The term ‘collaboration’ provokes mixed feelings: as an artistic practice it's as old as the hills, and as alive, but probably we have read too many justificatory blurbs over-emphasising some ‘unique collaborative process’ (or even found ourselves using the word in this way, albeit reluctantly) and so its value has been stealthily eroded. Let us think again about what collaboration means, and the ways in which we may rekindle a more precise and optimistic definition.
It is important to distinguish between a natural rubbing-off and purposeful collaboration. Few examples of art are created in true isolation: to avoid the influence and inspiration of others requires quite some detachment; most art points at the participatory experience of existence, of engagement with one's time and one's environment. Christopher Fox, in this issue's ‘On My Mind’, ruminates on the necessity of positive engagement in new music, highlighting the problems with stale oppositional strategies and encouraging us to ‘fall in love again’. Being engaged with, influenced or inspired by social issues, one's environment, other artists or artistic disciplines, however, does not equal collaboration.
We should also acknowledge the distinct value of non-collaborative affiliations: employing somebody's skills in a creative process which is resolutely not shared, but remains firmly under the directive vision of a single person, or specific people, is often a good idea. Not every artistic relationship need be collaborative, of course, and we would do well to dispel the creeping notion that there is a hierarchy to these various practices.
Italo Calvino, writing about the heterogeneity of the modern novel in one of his Six Memos for the Next Millennium, states that ‘what matters is not the enclosure of the work within a harmonious figure, but the centrifugal force produced by it – a plurality of languages as a guarantee of a truth that is not merely partial’. No matter what the art form, recognising that we take from and contribute to the ‘centrifugal force’, that all of our individual and multifarious projects are part of a larger, over-arching construction of the canon, is freeing.

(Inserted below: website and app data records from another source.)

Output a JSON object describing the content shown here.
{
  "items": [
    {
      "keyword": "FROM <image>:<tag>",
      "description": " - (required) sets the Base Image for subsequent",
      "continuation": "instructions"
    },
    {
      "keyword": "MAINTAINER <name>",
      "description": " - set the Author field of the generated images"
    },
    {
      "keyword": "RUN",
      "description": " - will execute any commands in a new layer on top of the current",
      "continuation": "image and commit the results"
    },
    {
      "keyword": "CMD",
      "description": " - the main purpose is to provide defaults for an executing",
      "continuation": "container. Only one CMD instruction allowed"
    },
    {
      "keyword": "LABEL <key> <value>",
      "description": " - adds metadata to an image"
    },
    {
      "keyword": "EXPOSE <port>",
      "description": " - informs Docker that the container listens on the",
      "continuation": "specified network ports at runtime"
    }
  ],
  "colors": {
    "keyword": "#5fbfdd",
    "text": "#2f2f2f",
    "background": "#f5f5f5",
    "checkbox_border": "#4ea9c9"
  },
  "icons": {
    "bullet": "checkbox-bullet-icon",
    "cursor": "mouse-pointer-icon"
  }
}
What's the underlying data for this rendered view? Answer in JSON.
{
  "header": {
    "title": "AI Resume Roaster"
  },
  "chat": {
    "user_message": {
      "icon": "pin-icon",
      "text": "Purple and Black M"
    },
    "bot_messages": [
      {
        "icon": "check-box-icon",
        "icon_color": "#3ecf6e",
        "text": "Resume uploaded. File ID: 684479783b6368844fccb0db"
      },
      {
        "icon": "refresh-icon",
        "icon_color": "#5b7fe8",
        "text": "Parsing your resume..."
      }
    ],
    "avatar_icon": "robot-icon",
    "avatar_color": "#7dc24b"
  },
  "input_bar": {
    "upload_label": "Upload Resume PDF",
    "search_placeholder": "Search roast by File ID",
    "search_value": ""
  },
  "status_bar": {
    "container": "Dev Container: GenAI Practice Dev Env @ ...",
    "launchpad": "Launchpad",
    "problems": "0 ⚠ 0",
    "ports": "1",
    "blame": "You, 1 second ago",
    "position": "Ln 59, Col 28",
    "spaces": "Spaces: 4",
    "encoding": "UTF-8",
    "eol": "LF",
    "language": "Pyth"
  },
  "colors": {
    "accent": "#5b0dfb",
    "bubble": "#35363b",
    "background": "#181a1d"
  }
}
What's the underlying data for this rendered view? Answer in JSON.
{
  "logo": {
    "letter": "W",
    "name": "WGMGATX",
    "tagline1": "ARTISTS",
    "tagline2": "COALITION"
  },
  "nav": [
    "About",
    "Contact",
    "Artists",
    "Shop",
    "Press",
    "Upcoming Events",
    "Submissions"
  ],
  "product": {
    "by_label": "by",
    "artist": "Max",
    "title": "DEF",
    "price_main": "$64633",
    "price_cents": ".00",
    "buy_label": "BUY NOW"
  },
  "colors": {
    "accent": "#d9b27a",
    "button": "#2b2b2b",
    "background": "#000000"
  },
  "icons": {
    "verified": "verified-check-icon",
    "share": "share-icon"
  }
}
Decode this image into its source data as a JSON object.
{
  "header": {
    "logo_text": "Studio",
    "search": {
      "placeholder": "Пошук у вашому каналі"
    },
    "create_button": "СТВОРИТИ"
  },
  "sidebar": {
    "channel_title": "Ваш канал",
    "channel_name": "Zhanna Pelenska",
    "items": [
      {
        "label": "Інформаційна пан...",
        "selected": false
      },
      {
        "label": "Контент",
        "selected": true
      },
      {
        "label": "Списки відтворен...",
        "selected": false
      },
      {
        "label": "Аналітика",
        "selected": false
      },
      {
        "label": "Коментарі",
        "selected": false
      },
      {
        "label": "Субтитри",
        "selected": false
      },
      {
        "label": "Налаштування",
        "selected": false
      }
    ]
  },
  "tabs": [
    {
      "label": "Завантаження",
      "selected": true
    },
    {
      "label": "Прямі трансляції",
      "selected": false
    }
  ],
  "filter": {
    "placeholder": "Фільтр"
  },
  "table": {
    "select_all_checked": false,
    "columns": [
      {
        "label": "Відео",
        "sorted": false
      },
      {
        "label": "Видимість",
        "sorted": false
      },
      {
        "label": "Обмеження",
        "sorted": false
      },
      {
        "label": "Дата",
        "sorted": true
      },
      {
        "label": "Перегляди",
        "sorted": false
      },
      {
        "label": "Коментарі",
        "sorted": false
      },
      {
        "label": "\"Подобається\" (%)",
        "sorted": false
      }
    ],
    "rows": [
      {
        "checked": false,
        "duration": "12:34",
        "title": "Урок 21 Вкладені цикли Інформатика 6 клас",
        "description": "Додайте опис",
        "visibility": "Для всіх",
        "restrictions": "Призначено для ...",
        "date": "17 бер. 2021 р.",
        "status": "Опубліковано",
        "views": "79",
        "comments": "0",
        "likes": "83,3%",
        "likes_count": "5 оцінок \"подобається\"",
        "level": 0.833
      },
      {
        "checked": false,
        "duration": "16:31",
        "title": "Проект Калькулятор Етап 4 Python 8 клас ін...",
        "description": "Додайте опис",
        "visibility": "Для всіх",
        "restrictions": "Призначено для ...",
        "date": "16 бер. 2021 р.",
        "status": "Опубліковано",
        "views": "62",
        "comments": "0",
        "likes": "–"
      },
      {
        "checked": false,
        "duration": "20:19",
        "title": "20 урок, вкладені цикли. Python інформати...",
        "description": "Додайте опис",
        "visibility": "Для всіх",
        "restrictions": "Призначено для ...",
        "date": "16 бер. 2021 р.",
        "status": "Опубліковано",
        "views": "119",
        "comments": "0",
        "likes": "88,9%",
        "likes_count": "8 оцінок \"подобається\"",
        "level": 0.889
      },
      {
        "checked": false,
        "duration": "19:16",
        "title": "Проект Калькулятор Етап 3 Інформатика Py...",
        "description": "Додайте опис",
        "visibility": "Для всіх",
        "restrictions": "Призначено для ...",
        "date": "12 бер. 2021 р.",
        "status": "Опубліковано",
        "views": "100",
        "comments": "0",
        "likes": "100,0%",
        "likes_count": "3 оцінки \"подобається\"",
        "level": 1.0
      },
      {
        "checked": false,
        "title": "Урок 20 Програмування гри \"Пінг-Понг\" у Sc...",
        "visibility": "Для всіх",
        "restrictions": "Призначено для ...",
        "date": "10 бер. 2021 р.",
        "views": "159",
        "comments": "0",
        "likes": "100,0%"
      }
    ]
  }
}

True collaboration seeks to find in creative partnership between multiple artists a shared vision to which each can bring his or her art, even a mutual commitment to the prioritising of process over outcome. Georges Aperghis is my Profile subject in this issue, and he speaks of the continuous back-and-forth of the process, and of the trust required. Collaboration is not a glib, incidental or accidental concern: it requires a gentle dismantling of the ego, a going-beyond of one's own practices and a relinquishing and recalibration that can be deeply challenging. This is why it is worth reclaiming the term.
Nick Williams’ article on Hoketus investigates the impact of this Dutch ensemble's particular model of collaboration, which led not only to an extensive new repertoire but also redefined the performer–composer relationship in which the performer component is a collective. No time for ‘too many cooks here’: the traditional boundaries of ensemble work – which all too often dictate that ‘someone’ should represent the group during any collaborative work with other parties – are blown wide open, and a creative fecundity and cohesion emerges.
Several of the reviews in TEMPO 273 also touch on collaboration. A recent publication on Cathy Berberian highlights the creative perils and privileges of being a modernist muse, whilst Calvino's plurality of truths finds echoes in the pluralism found at this year's Borealis Festival; the practice of file-sharing reveals new forms of symbiosis in the latest release from Bruno Plant, Ryoko Akama and Dominic Lash, and the London Sinfonietta's recent collaboration with the White Cube Gallery inspires a worthwhile debate about cross-artform exploits.
I imagine that we are all in favour of understanding and appreciating the diversity found in the creation of new music and multidisciplinary works, but I fear that the pressure coming from funding bodies (and passed on to promoters) to justify a work, often before it has even been created, has led to a general blurring and cheapening of our terminology.
Meaningful collaboration demands and produces a certain pluralism, in outlook if not necessarily in the final outcome; keeping pluralism truthful, keeping collaboration truthful, keeping the language with which we describe our art truthful is of the utmost importance.